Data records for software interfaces
↓

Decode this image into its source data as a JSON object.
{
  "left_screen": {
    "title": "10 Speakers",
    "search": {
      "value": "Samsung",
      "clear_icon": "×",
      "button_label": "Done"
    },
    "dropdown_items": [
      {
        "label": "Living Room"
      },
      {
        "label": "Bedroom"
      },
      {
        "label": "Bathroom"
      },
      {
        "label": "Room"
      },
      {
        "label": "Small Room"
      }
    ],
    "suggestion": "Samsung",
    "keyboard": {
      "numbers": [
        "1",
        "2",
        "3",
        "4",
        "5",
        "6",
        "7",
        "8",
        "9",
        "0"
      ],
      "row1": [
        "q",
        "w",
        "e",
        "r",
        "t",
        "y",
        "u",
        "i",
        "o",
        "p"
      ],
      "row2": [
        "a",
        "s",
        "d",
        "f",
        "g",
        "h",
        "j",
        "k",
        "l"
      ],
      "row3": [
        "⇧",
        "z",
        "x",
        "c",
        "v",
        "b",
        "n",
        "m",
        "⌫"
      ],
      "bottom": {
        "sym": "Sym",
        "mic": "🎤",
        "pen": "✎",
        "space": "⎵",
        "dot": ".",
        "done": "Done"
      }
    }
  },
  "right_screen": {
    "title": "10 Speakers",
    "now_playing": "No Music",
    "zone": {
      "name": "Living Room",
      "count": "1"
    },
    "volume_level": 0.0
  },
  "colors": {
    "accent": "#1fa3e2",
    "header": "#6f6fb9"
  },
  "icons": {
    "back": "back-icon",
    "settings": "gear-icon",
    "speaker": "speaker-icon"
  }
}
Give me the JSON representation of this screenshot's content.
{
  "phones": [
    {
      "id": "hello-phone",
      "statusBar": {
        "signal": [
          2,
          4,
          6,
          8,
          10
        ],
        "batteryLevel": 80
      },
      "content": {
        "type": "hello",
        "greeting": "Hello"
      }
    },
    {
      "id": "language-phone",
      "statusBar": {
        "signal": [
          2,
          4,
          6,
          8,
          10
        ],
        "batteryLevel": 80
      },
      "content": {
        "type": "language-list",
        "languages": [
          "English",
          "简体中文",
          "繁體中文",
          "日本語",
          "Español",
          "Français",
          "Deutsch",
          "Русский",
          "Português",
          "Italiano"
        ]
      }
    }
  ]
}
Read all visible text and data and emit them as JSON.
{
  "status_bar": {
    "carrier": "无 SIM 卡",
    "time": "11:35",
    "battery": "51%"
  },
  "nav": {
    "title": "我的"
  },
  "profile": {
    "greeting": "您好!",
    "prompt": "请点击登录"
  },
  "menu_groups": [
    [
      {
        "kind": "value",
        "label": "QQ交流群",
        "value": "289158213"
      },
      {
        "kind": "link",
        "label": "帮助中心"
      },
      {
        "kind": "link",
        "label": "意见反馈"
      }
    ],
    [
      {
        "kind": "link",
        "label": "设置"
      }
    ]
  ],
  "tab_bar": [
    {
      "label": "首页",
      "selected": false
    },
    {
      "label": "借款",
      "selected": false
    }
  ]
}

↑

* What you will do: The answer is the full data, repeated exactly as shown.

* Task output:
Decode this image into its source data as a JSON object.
{
  "left_screen": {
    "title": "10 Speakers",
    "search": {
      "value": "Samsung",
      "clear_icon": "×",
      "button_label": "Done"
    },
    "dropdown_items": [
      {
        "label": "Living Room"
      },
      {
        "label": "Bedroom"
      },
      {
        "label": "Bathroom"
      },
      {
        "label": "Room"
      },
      {
        "label": "Small Room"
      }
    ],
    "suggestion": "Samsung",
    "keyboard": {
      "numbers": [
        "1",
        "2",
        "3",
        "4",
        "5",
        "6",
        "7",
        "8",
        "9",
        "0"
      ],
      "row1": [
        "q",
        "w",
        "e",
        "r",
        "t",
        "y",
        "u",
        "i",
        "o",
        "p"
      ],
      "row2": [
        "a",
        "s",
        "d",
        "f",
        "g",
        "h",
        "j",
        "k",
        "l"
      ],
      "row3": [
        "⇧",
        "z",
        "x",
        "c",
        "v",
        "b",
        "n",
        "m",
        "⌫"
      ],
      "bottom": {
        "sym": "Sym",
        "mic": "🎤",
        "pen": "✎",
        "space": "⎵",
        "dot": ".",
        "done": "Done"
      }
    }
  },
  "right_screen": {
    "title": "10 Speakers",
    "now_playing": "No Music",
    "zone": {
      "name": "Living Room",
      "count": "1"
    },
    "volume_level": 0.0
  },
  "colors": {
    "accent": "#1fa3e2",
    "header": "#6f6fb9"
  },
  "icons": {
    "back": "back-icon",
    "settings": "gear-icon",
    "speaker": "speaker-icon"
  }
}
Give me the JSON representation of this screenshot's content.
{
  "phones": [
    {
      "id": "hello-phone",
      "statusBar": {
        "signal": [
          2,
          4,
          6,
          8,
          10
        ],
        "batteryLevel": 80
      },
      "content": {
        "type": "hello",
        "greeting": "Hello"
      }
    },
    {
      "id": "language-phone",
      "statusBar": {
        "signal": [
          2,
          4,
          6,
          8,
          10
        ],
        "batteryLevel": 80
      },
      "content": {
        "type": "language-list",
        "languages": [
          "English",
          "简体中文",
          "繁體中文",
          "日本語",
          "Español",
          "Français",
          "Deutsch",
          "Русский",
          "Português",
          "Italiano"
        ]
      }
    }
  ]
}
Read all visible text and data and emit them as JSON.
{
  "status_bar": {
    "carrier": "无 SIM 卡",
    "time": "11:35",
    "battery": "51%"
  },
  "nav": {
    "title": "我的"
  },
  "profile": {
    "greeting": "您好!",
    "prompt": "请点击登录"
  },
  "menu_groups": [
    [
      {
        "kind": "value",
        "label": "QQ交流群",
        "value": "289158213"
      },
      {
        "kind": "link",
        "label": "帮助中心"
      },
      {
        "kind": "link",
        "label": "意见反馈"
      }
    ],
    [
      {
        "kind": "link",
        "label": "设置"
      }
    ]
  ],
  "tab_bar": [
    {
      "label": "首页",
      "selected": false
    },
    {
      "label": "借款",
      "selected": false
    }
  ]
}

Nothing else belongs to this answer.